Sometimes it’s just not possible to set up an experiment. Here are a few reasons why A/B tests won’t work in every situation:
- Lack of tooling. For example, if your code can’t be modified in certain parts of the product.
- Lack of time to implement the experiment.
- Ethical concerns for example, at an e-commerce company like Shopify, randomly leaving some merchants out of a new feature that could help them with their business is sometimes not an option).
- Just plain oversight (for example, a request to study the data from a launch that happened in the past).
Fortunately, if you find yourself in one of the above situations, there are methods that exist which enable you to obtain causal estimates.
A quasi-experiment is an experiment where your treatment and control group are divided by a natural process that isn’t truly random, but are considered close enough to compute estimates.

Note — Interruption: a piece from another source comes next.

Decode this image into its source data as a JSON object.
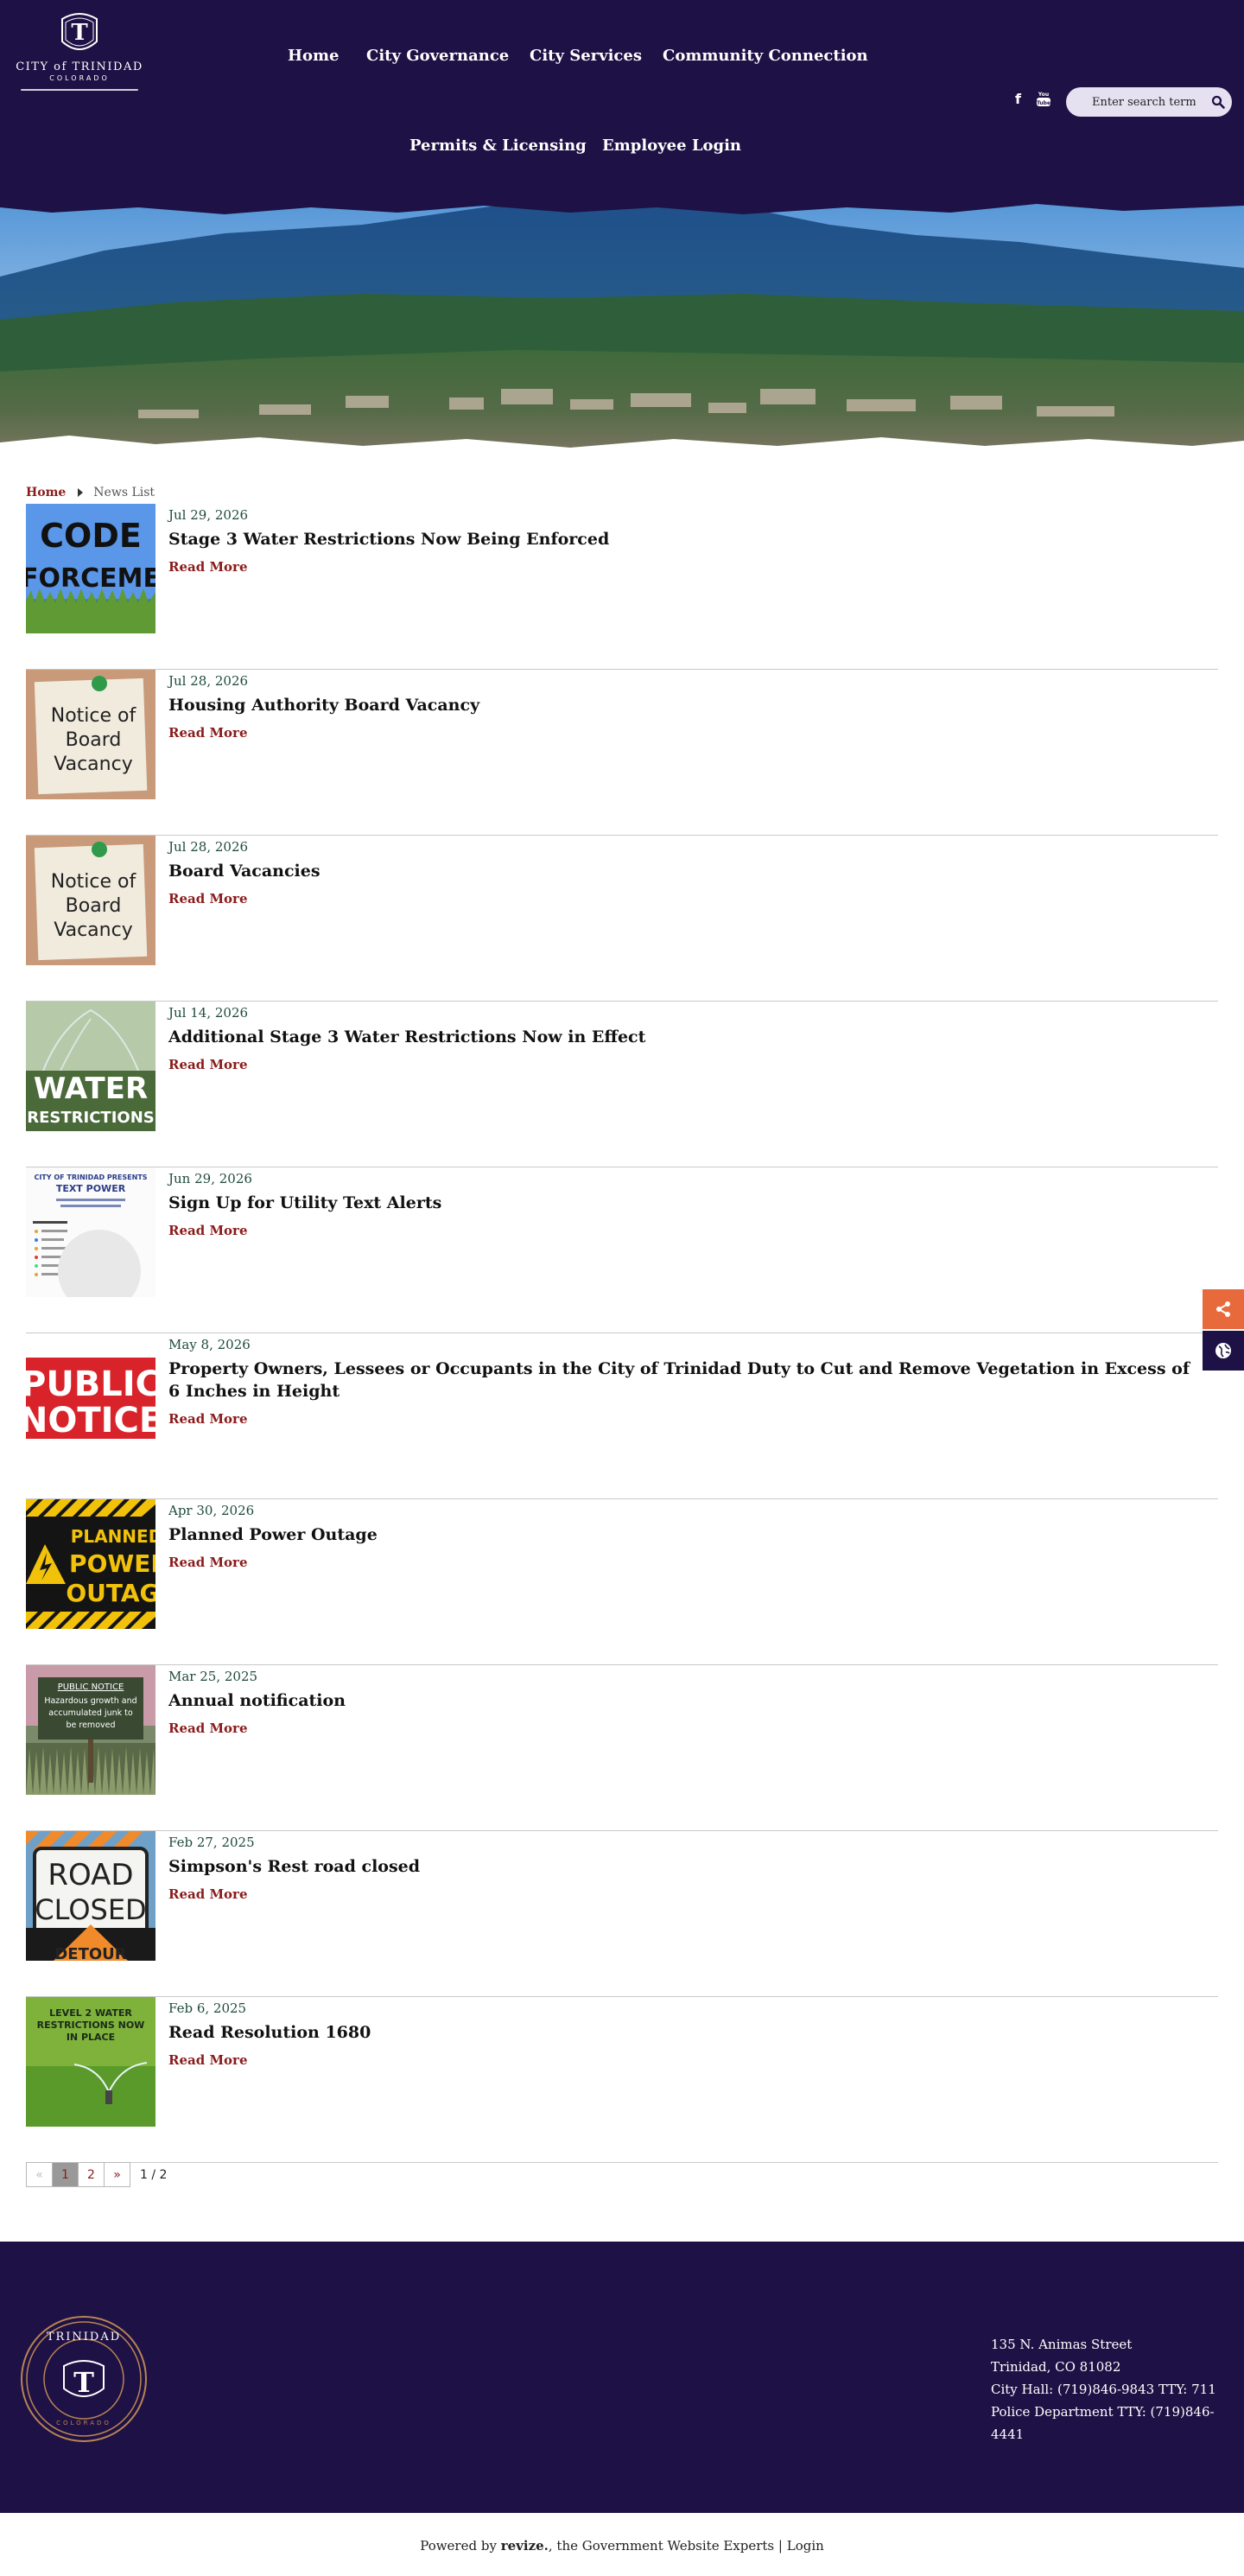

Quasi-experiments frequently occur in product companies, for example, when a feature rollout happens at different dates in different countries, or if eligibility for a new feature is dependent on the behaviour of other features (like in the case of a deprecation). In order to compute causal estimates when the control group is divided using a non-random criterion, you’ll use different methods that correspond to different assumptions on how “close” you are to the random situation.